iQoo 12 will soon be launched in India, and the upcoming smartphone will be the first smartphone to debut in the country with a Snapdragon 8 Gen 3 chip. Aside from being powered by Qualcomm’s latest flagship chipset, the company is also touting another important aspect of a flagship-grade smartphone — camera performance. High-end smartphones these days are expected to feature good primary, wide-angle, and telephoto cameras. I recently spent some time at Jaisalmer in Rajasthan and had some time to test the iQoo 12 before it was launched in India on December 12.
Before discussing my early impressions of the camera on the upcoming smartphone, it’s worth going over its rear camera specifications. The company has equipped the iQoo 12 with a 50-megapixel camera with phase detection autofocus (PDAF), optical image stabilisation (OIS), and an f/1.7 aperture. It also has a 50-megapixel ultra-wide-angle camera with an f/2.0 aperture. Finally, it has a 64-megapixel periscope telephoto camera with 3x optical zoom along with PDAF, OIS and a f/2.6 aperture.
During the brief time I spent with the iQoo 12, I found that the primary camera is capable of capturing clear images with ample lighting, while colour reproduction appears to be reliable — these images were captured on a cloudy morning after a night of unexpected rainfall. Portrait images with the telephoto camera appear to have a stronger bokeh effect compared to those taken with the primary camera. However, the cutouts are accurate, and I didn’t find any smudging around the edges of the subjects.
While the ultra-wide-angle camera on the iQoo 12 captures clear photos, I noticed a slight amount of warping at the edges of the images, but nothing that should make you want to take a few steps back and capture a photo with the primary camera. This is something that will need to be tested further, so make sure to keep an eye out for our complete review of the smartphone and its cameras.
The telephoto camera on the iQoo 12 seems to perform reliably — based on the few shots I was able to capture with the phone in Jaisalmer. You can see how the camera is capable of capturing very clear images at up to 10x zoom, while the images at 30x zoom are mostly clear while preserving ample detail.

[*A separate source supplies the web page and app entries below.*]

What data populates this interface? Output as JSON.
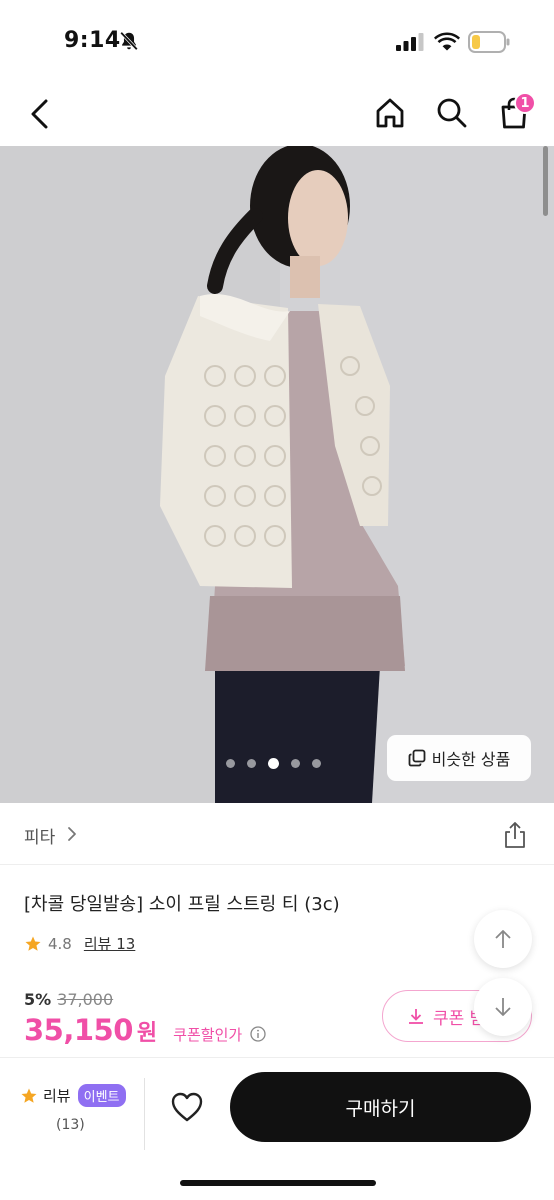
{
  "status_bar": {
    "time": "9:14",
    "icons": [
      "bell-slash-icon",
      "cellular-signal-icon",
      "wifi-icon",
      "battery-icon"
    ]
  },
  "nav": {
    "icons": [
      "chevron-left-icon",
      "home-icon",
      "search-icon",
      "shopping-bag-icon"
    ],
    "cart_count": "1"
  },
  "gallery": {
    "slide_count": 5,
    "active_slide": 3,
    "similar_label": "비슷한 상품"
  },
  "product": {
    "brand": "피타",
    "title": "[차콜 당일발송] 소이 프릴 스트링 티 (3c)",
    "rating": "4.8",
    "review_label": "리뷰 13",
    "discount_rate": "5%",
    "original_price": "37,000",
    "final_price": "35,150",
    "currency": "원",
    "coupon_price_label": "쿠폰할인가"
  },
  "coupon": {
    "label": "쿠폰 받기"
  },
  "bottom_bar": {
    "review_label": "리뷰",
    "event_label": "이벤트",
    "review_count": "(13)",
    "buy_label": "구매하기"
  },
  "colors": {
    "accent": "#f04fa7",
    "event_badge": "#8f6ff2",
    "buy_button": "#111111",
    "star": "#f5a623"
  }
}
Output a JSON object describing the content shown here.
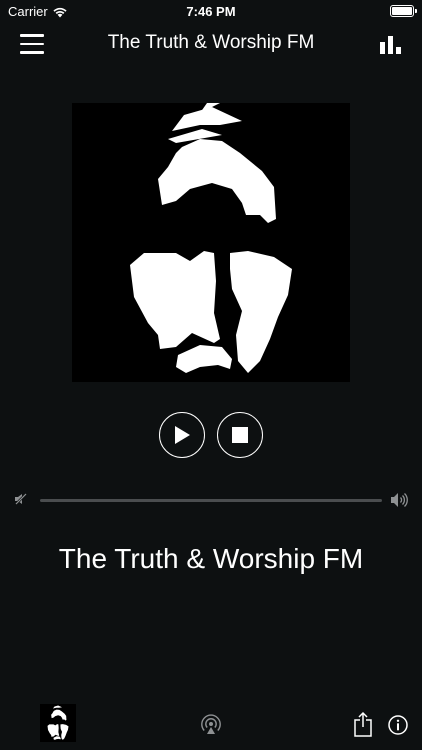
{
  "status_bar": {
    "carrier": "Carrier",
    "time": "7:46 PM",
    "battery_level": 1.0
  },
  "nav": {
    "title": "The Truth & Worship FM"
  },
  "player": {
    "station_name": "The Truth & Worship FM"
  },
  "colors": {
    "background": "#0d1011",
    "foreground": "#ffffff",
    "track": "#4a4d4f"
  },
  "icons": {
    "menu": "hamburger-menu-icon",
    "equalizer": "equalizer-icon",
    "play": "play-icon",
    "stop": "stop-icon",
    "volume_min": "volume-mute-icon",
    "volume_max": "volume-high-icon",
    "airplay": "airplay-icon",
    "share": "share-icon",
    "info": "info-icon"
  }
}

I noticed that while capturing images with the telephoto camera, the iQoo 12 allowed me to click images of objects far away, up to 30x, without much effort. I wasn’t using a tripod, so I had to move the phone around a little so it was focused on the subject before tapping the shutter button. The phone lets you click images at 100x zoom, but you’re better off using a tripod if you want to click pictures with this mode — all I could capture were blurry images of remote subjects.
Another thing that became apparent while capturing images with the iQoo 12 is the change in colour temperature while switching cameras — different zoom levels use different cameras on the phone. As a result, photos of some subjects appeared cooler or warmer depending on which camera was in use. However, this could change with upcoming software updates when the phone is launched.
Macro photography on the iQoo 12 seems quite reliable — you can capture images of objects using the telephoto camera, and the results seem pretty sharp and detailed. I’m looking forward to seeing how the camera performs in different scenarios — they’ll be part of the full review that’s coming at a later date.
It’s worth noting that iQoo is yet to launch the smartphone in the country officially — the phone is scheduled to debut in India on December 12. These are early impressions of the smartphone, and I’ll be spending more time with the handset before any conclusive verdict on its performance and reliability. iQoo could also roll out a few software updates for the handset that could resolve some of the issues I found during my brief time with the phone earlier this week.
Disclosure: iQoo sponsored the correspondent’s flights and hotel for the event in Rajasthan.